Letters, July/August 2012

Issue section: 

Rio not so Grande

Ian Rappel's excellent article in last month's Socialist Review (Frontlines, June 2012) detailed the limited expectations that many had for the Rio+20 Earth Summit. In the 20 years since the first conference inaction over environmental questions has become the norm and, despite the growing threat from climate change, this will continue to be the outcome of the 2012 event.

Yet the scale of the failure at Rio this time surprised even seasoned observers of international environment conferences. Writing in the Guardian, George Monbiot called the draft document "283 paragraphs of fluff".

In a desperate attempt to ensure that a document was agreed, the draft statement was stripped of anything even remotely contentious. As a result, the document contained no time frame for action. This is a step backwards. In the past there has at least been an acknowledgement of the need for urgent action, even if the solutions were limited.

In reality, Rio+20 represented the constituent nations attempting to protect their own narrow interests. In particular, the richer nations refused to offer concrete support to the developing world. At the heart of the UN conference was the idea of a "green economy". But this is very much a green world which is opened up even more to the multinationals. The conference too was opened up - not to journalists, who had even less access than previously, but to thousands of corporate lobbyists, from Nestlé to Pepsi, who pushed their interests.

The British government put itself at the forefront of arguing for the further privatisation of nature, with Nick Clegg warning that countries must not ignore "the state of assets like forests or coastal areas - vital natural capital". Such commodification of nature was blocked from the final declaration, but remains at the heart of many governments' policies.

Outside the UN, the alternative People's Summit which I was able to attend attracted thousands who debated the alternatives, and on the opening day tens of thousands of trade unionists, peasant organisations and environmentalists marched demanding real action. The protest turnout was impressive, yet sadly it was not reflected in the People's Summit itself which failed to attract more than token representation from the Brazilian workers movement and the South American left. This was a shame.

There is a growing understanding that the struggle to prevent environmental catastrophe cannot be separated from the struggles against capitalism. Now, more than ever, we need unity in action to stop the destruction of the planet.

Martin Empson


Credit to Creagh

Sarah Creagh provides a good overview of the key role of credit in the everyday workings of capitalism (Economy Class, June 2012), but we also need to address how the system has changed since Marx's day - in particular the role of central banks, economic wings of the state, that attempt to control and regulate the system using interest rates. For Marx credit becomes more expensive (interest rates go up) as the demand for it increases. This happens when a boom intensifies and more and more capitalists seek funds to invest. Eventually, rising interest rates become another factor in the more general squeeze on profits that tips a boom over into a slump.

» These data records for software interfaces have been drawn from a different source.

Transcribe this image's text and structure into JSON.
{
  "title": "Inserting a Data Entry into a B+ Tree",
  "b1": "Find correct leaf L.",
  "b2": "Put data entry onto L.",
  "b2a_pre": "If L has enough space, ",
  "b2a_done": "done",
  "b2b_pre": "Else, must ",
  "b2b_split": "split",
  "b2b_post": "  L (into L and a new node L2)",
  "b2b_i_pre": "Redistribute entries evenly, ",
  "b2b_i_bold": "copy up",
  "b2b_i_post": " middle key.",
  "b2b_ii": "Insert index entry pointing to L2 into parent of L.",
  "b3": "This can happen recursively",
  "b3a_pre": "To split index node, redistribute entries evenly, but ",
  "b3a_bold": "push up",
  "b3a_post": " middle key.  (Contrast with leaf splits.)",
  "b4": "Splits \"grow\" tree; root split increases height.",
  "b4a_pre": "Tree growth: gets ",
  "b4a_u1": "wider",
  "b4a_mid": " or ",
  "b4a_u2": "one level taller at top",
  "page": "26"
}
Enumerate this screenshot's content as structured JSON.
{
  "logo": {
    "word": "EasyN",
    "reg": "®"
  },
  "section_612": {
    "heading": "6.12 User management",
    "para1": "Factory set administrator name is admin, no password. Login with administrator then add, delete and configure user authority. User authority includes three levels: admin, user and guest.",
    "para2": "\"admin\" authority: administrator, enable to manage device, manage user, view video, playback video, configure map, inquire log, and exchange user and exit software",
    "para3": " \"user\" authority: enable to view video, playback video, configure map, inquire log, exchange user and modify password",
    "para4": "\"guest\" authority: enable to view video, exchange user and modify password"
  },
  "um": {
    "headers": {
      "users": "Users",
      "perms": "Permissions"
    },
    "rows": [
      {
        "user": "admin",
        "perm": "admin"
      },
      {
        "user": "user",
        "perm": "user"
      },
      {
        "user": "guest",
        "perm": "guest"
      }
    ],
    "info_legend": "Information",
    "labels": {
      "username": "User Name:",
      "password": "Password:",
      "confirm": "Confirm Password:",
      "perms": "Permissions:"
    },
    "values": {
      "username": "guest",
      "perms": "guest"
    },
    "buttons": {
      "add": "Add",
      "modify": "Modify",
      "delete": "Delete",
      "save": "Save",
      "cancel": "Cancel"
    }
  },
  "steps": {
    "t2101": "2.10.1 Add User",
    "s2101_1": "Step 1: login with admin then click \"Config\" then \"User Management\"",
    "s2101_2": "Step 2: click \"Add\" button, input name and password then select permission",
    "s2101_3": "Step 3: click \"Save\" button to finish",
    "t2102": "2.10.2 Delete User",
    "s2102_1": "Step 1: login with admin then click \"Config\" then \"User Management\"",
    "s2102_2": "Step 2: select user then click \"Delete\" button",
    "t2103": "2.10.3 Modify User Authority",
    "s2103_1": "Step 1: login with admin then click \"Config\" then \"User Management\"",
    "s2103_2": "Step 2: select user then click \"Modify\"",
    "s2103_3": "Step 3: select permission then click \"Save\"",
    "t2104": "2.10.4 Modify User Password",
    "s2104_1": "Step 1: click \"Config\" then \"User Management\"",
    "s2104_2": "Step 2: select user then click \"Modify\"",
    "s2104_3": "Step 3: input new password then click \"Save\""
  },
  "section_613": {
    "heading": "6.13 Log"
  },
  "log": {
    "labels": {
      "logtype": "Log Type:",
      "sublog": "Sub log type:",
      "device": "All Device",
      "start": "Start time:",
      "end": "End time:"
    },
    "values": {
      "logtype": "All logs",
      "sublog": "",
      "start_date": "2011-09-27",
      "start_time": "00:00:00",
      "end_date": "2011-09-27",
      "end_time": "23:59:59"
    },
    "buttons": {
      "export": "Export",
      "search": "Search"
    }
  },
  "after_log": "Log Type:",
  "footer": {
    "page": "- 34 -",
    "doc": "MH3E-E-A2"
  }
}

Although we can still see this process operating (like just before the credit crunch), the picture is often complicated by the role of central banks intervening to "speed up" or "slow down" the economy as they see fit. One consequence of this intervention in recent years has been the creation of financial bubbles that generate fragile booms.

So at the end of the 1990s the US Federal Reserve Bank's policy of low interest rates helped create the dotcom bubble. When this crashed credit did not become more expensive; it became even cheaper as the Fed slashed interest rates to a record low. This led to the disastrous real estate bubble that led to the crash and crisis of 2008 onwards.

Today low interest rates are failing to revive the economy, as a bloated financial system that has been gorging for decades on central bank cheap credit policies tries to save itself from collapse by hoarding cash rather than circulating it. Even so, from past experience it looks like the best governments are hoping for is to inflate another bubble, rather than solve any problems. Marxists can conclude that attempts by the state to regulate the credit system in the interests of the capitalist class have contributed to the current mess and that tinkering in the financial sector does not alter the fundamentals of a system driven towards crisis.

Joe Hartney